= The task =
A complete answer includes every line below with the word "blog".

[Website and app data records]
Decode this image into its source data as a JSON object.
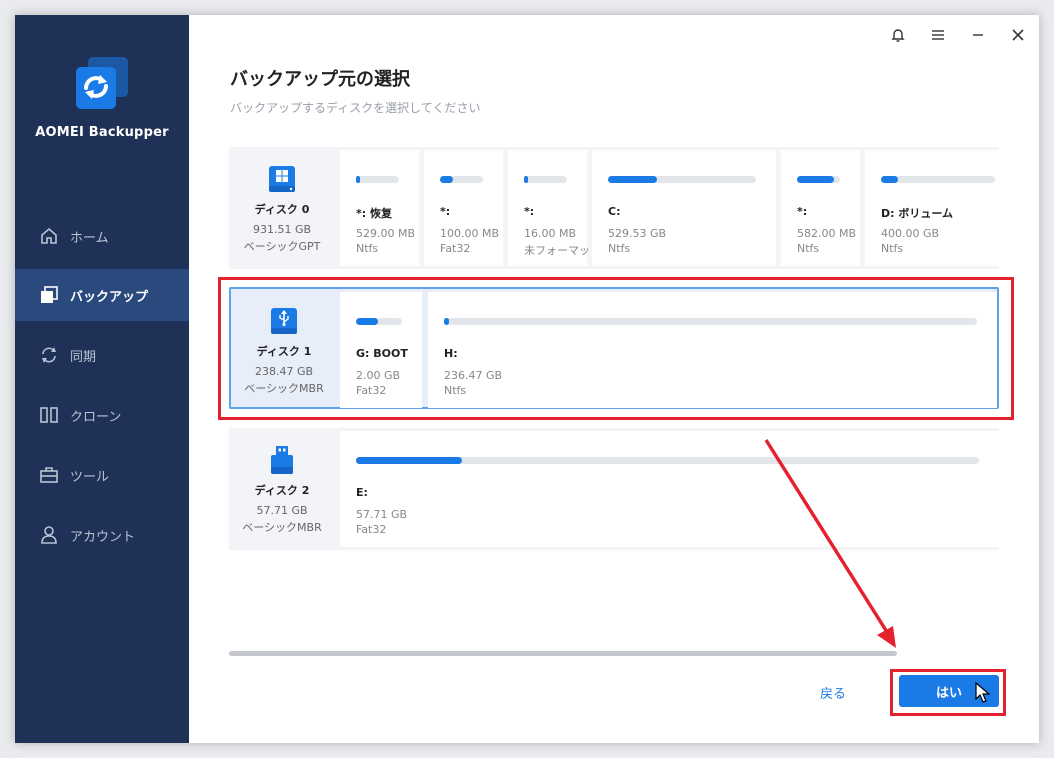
{
  "app": {
    "name": "AOMEI Backupper"
  },
  "sidebar": {
    "items": [
      {
        "label": "ホーム",
        "icon": "home-icon",
        "active": false
      },
      {
        "label": "バックアップ",
        "icon": "backup-icon",
        "active": true
      },
      {
        "label": "同期",
        "icon": "sync-icon",
        "active": false
      },
      {
        "label": "クローン",
        "icon": "clone-icon",
        "active": false
      },
      {
        "label": "ツール",
        "icon": "tools-icon",
        "active": false
      },
      {
        "label": "アカウント",
        "icon": "account-icon",
        "active": false
      }
    ]
  },
  "header": {
    "title": "バックアップ元の選択",
    "subtitle": "バックアップするディスクを選択してください"
  },
  "disks": [
    {
      "name": "ディスク 0",
      "size": "931.51 GB",
      "type": "ベーシックGPT",
      "icon": "hdd-windows-icon",
      "partitions": [
        {
          "label": "*: 恢复",
          "size": "529.00 MB",
          "fs": "Ntfs",
          "used": 0.05
        },
        {
          "label": "*:",
          "size": "100.00 MB",
          "fs": "Fat32",
          "used": 0.3
        },
        {
          "label": "*:",
          "size": "16.00 MB",
          "fs": "未フォーマット",
          "used": 0.02
        },
        {
          "label": "C:",
          "size": "529.53 GB",
          "fs": "Ntfs",
          "used": 0.33
        },
        {
          "label": "*:",
          "size": "582.00 MB",
          "fs": "Ntfs",
          "used": 0.85
        },
        {
          "label": "D: ボリューム",
          "size": "400.00 GB",
          "fs": "Ntfs",
          "used": 0.15
        }
      ]
    },
    {
      "name": "ディスク 1",
      "size": "238.47 GB",
      "type": "ベーシックMBR",
      "icon": "usb-drive-icon",
      "partitions": [
        {
          "label": "G: BOOT",
          "size": "2.00 GB",
          "fs": "Fat32",
          "used": 0.48
        },
        {
          "label": "H:",
          "size": "236.47 GB",
          "fs": "Ntfs",
          "used": 0.01
        }
      ]
    },
    {
      "name": "ディスク 2",
      "size": "57.71 GB",
      "type": "ベーシックMBR",
      "icon": "usb-stick-icon",
      "partitions": [
        {
          "label": "E:",
          "size": "57.71 GB",
          "fs": "Fat32",
          "used": 0.17
        }
      ]
    }
  ],
  "footer": {
    "back_label": "戻る",
    "yes_label": "はい"
  },
  "colors": {
    "sidebar_bg": "#1f3157",
    "sidebar_active": "#2a4a7e",
    "accent": "#1a7ae6",
    "annotation_red": "#e3222e"
  }
}
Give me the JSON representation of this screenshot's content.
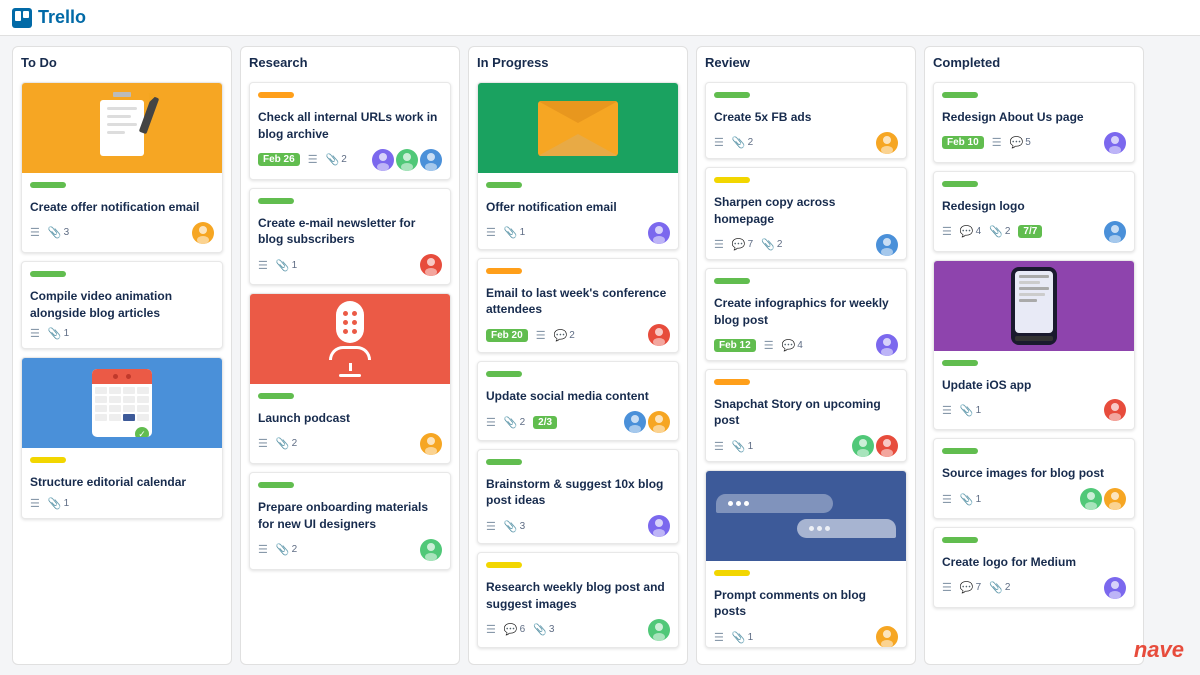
{
  "app": {
    "name": "Trello"
  },
  "columns": [
    {
      "id": "todo",
      "title": "To Do",
      "cards": [
        {
          "id": "todo-1",
          "image": "notepad",
          "label": "green",
          "title": "Create offer notification email",
          "meta": {
            "desc": true,
            "attachments": "3",
            "date": null,
            "comments": null
          },
          "avatars": [
            "a1"
          ]
        },
        {
          "id": "todo-2",
          "image": null,
          "label": "green",
          "title": "Compile video animation alongside blog articles",
          "meta": {
            "desc": true,
            "attachments": "1",
            "date": null,
            "comments": null
          },
          "avatars": []
        },
        {
          "id": "todo-3",
          "image": "calendar",
          "label": "yellow",
          "title": "Structure editorial calendar",
          "meta": {
            "desc": true,
            "attachments": "1",
            "date": null,
            "comments": null
          },
          "avatars": []
        }
      ]
    },
    {
      "id": "research",
      "title": "Research",
      "cards": [
        {
          "id": "res-1",
          "image": null,
          "label": "orange",
          "title": "Check all internal URLs work in blog archive",
          "meta": {
            "desc": true,
            "attachments": "2",
            "date": "Feb 26",
            "comments": null
          },
          "avatars": [
            "a2",
            "a3",
            "a4"
          ]
        },
        {
          "id": "res-2",
          "image": null,
          "label": "green",
          "title": "Create e-mail newsletter for blog subscribers",
          "meta": {
            "desc": true,
            "attachments": "1",
            "date": null,
            "comments": null
          },
          "avatars": [
            "a5"
          ]
        },
        {
          "id": "res-3",
          "image": "microphone",
          "label": "green",
          "title": "Launch podcast",
          "meta": {
            "desc": true,
            "attachments": "2",
            "date": null,
            "comments": null
          },
          "avatars": [
            "a1"
          ]
        },
        {
          "id": "res-4",
          "image": null,
          "label": "green",
          "title": "Prepare onboarding materials for new UI designers",
          "meta": {
            "desc": true,
            "attachments": "2",
            "date": null,
            "comments": null
          },
          "avatars": [
            "a3"
          ]
        }
      ]
    },
    {
      "id": "inprogress",
      "title": "In Progress",
      "cards": [
        {
          "id": "ip-1",
          "image": "envelope",
          "label": "green",
          "title": "Offer notification email",
          "meta": {
            "desc": true,
            "attachments": "1",
            "date": null,
            "comments": null
          },
          "avatars": [
            "a2"
          ]
        },
        {
          "id": "ip-2",
          "image": null,
          "label": "orange",
          "title": "Email to last week's conference attendees",
          "meta": {
            "desc": true,
            "attachments": null,
            "date": "Feb 20",
            "comments": "2"
          },
          "avatars": [
            "a5"
          ]
        },
        {
          "id": "ip-3",
          "image": null,
          "label": "green",
          "title": "Update social media content",
          "meta": {
            "desc": true,
            "attachments": "2",
            "progress": "2/3",
            "date": null,
            "comments": null
          },
          "avatars": [
            "a4",
            "a1"
          ]
        },
        {
          "id": "ip-4",
          "image": null,
          "label": "green",
          "title": "Brainstorm & suggest 10x blog post ideas",
          "meta": {
            "desc": true,
            "attachments": "3",
            "date": null,
            "comments": null
          },
          "avatars": [
            "a2"
          ]
        },
        {
          "id": "ip-5",
          "image": null,
          "label": "yellow",
          "title": "Research weekly blog post and suggest images",
          "meta": {
            "desc": true,
            "attachments": "3",
            "comments": "6",
            "date": null
          },
          "avatars": [
            "a3"
          ]
        }
      ]
    },
    {
      "id": "review",
      "title": "Review",
      "cards": [
        {
          "id": "rv-1",
          "image": null,
          "label": "green",
          "title": "Create 5x FB ads",
          "meta": {
            "desc": true,
            "attachments": "2",
            "date": null,
            "comments": null
          },
          "avatars": [
            "a1"
          ]
        },
        {
          "id": "rv-2",
          "image": null,
          "label": "yellow",
          "title": "Sharpen copy across homepage",
          "meta": {
            "desc": true,
            "attachments": "2",
            "comments": "7",
            "date": null
          },
          "avatars": [
            "a4"
          ]
        },
        {
          "id": "rv-3",
          "image": null,
          "label": "green",
          "title": "Create infographics for weekly blog post",
          "meta": {
            "desc": true,
            "attachments": null,
            "date": "Feb 12",
            "comments": "4"
          },
          "avatars": [
            "a2"
          ]
        },
        {
          "id": "rv-4",
          "image": null,
          "label": "orange",
          "title": "Snapchat Story on upcoming post",
          "meta": {
            "desc": true,
            "attachments": "1",
            "date": null,
            "comments": null
          },
          "avatars": [
            "a3",
            "a5"
          ]
        },
        {
          "id": "rv-5",
          "image": "chat",
          "label": "yellow",
          "title": "Prompt comments on blog posts",
          "meta": {
            "desc": true,
            "attachments": "1",
            "date": null,
            "comments": null
          },
          "avatars": [
            "a1"
          ]
        }
      ]
    },
    {
      "id": "completed",
      "title": "Completed",
      "cards": [
        {
          "id": "cp-1",
          "image": null,
          "label": "green",
          "title": "Redesign About Us page",
          "meta": {
            "desc": true,
            "attachments": null,
            "date": "Feb 10",
            "comments": "5"
          },
          "avatars": [
            "a2"
          ]
        },
        {
          "id": "cp-2",
          "image": null,
          "label": "green",
          "title": "Redesign logo",
          "meta": {
            "desc": true,
            "attachments": "2",
            "comments": "4",
            "progress": "7/7"
          },
          "avatars": [
            "a4"
          ]
        },
        {
          "id": "cp-3",
          "image": "phone",
          "label": "green",
          "title": "Update iOS app",
          "meta": {
            "desc": true,
            "attachments": "1",
            "date": null,
            "comments": null
          },
          "avatars": [
            "a5"
          ]
        },
        {
          "id": "cp-4",
          "image": null,
          "label": "green",
          "title": "Source images for blog post",
          "meta": {
            "desc": true,
            "attachments": "1",
            "date": null,
            "comments": null
          },
          "avatars": [
            "a3",
            "a1"
          ]
        },
        {
          "id": "cp-5",
          "image": null,
          "label": "green",
          "title": "Create logo for Medium",
          "meta": {
            "desc": true,
            "attachments": "2",
            "comments": "7",
            "date": null
          },
          "avatars": [
            "a2"
          ]
        }
      ]
    }
  ]
}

= Your solution =
          "title": "Compile video animation alongside blog articles",
          "title": "Check all internal URLs work in blog archive",
          "title": "Create e-mail newsletter for blog subscribers",
          "title": "Brainstorm & suggest 10x blog post ideas",
          "title": "Research weekly blog post and suggest images",
          "title": "Create infographics for weekly blog post",
          "title": "Prompt comments on blog posts",
          "title": "Source images for blog post",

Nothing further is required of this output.